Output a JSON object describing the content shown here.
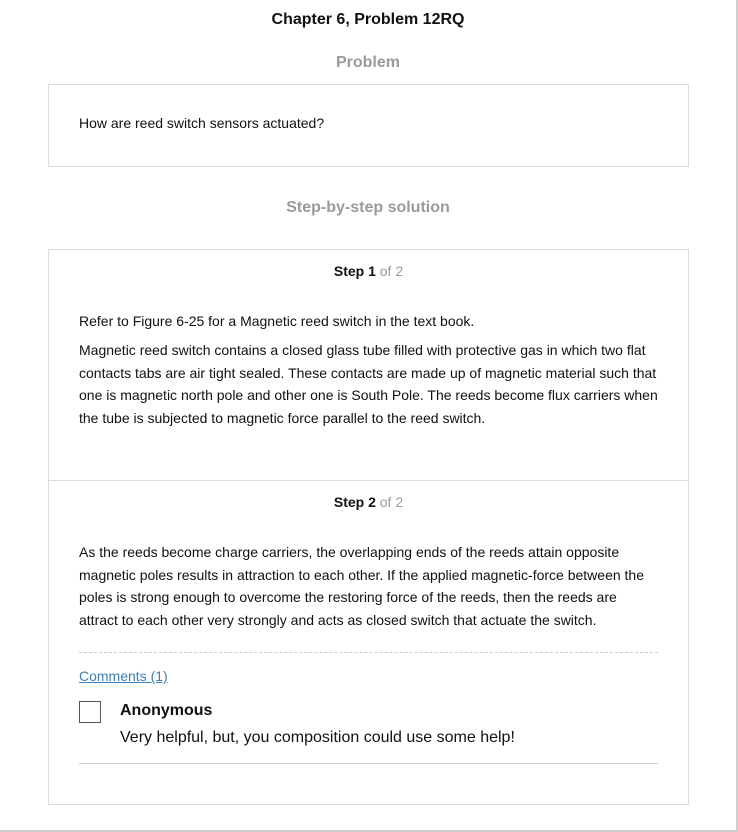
{
  "page_title": "Chapter 6, Problem 12RQ",
  "problem": {
    "heading": "Problem",
    "text": "How are reed switch sensors actuated?"
  },
  "solution": {
    "heading": "Step-by-step solution",
    "steps": [
      {
        "label": "Step 1",
        "of": "of 2",
        "paragraphs": [
          "Refer to Figure 6-25 for a Magnetic reed switch in the text book.",
          "Magnetic reed switch contains a closed glass tube filled with protective gas in which two flat contacts tabs are air tight sealed. These contacts are made up of magnetic material such that one is magnetic north pole and other one is South Pole. The reeds become flux carriers when the tube is subjected to magnetic force parallel to the reed switch."
        ]
      },
      {
        "label": "Step 2",
        "of": "of 2",
        "paragraphs": [
          "As the reeds become charge carriers, the overlapping ends of the reeds attain opposite magnetic poles results in attraction to each other. If the applied magnetic-force between the poles is strong enough to overcome the restoring force of the reeds, then the reeds are attract to each other very strongly and acts as closed switch that actuate the switch."
        ]
      }
    ]
  },
  "comments": {
    "link_label": "Comments (1)",
    "items": [
      {
        "author": "Anonymous",
        "text": "Very helpful, but, you composition could use some help!"
      }
    ]
  },
  "colors": {
    "heading_gray": "#9a9a9a",
    "link_blue": "#3a7fb6",
    "border": "#dcdcdc"
  }
}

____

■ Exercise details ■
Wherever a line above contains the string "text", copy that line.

■ Output ■
    "text": "How are reed switch sensors actuated?"
          "Refer to Figure 6-25 for a Magnetic reed switch in the text book.",
        "text": "Very helpful, but, you composition could use some help!"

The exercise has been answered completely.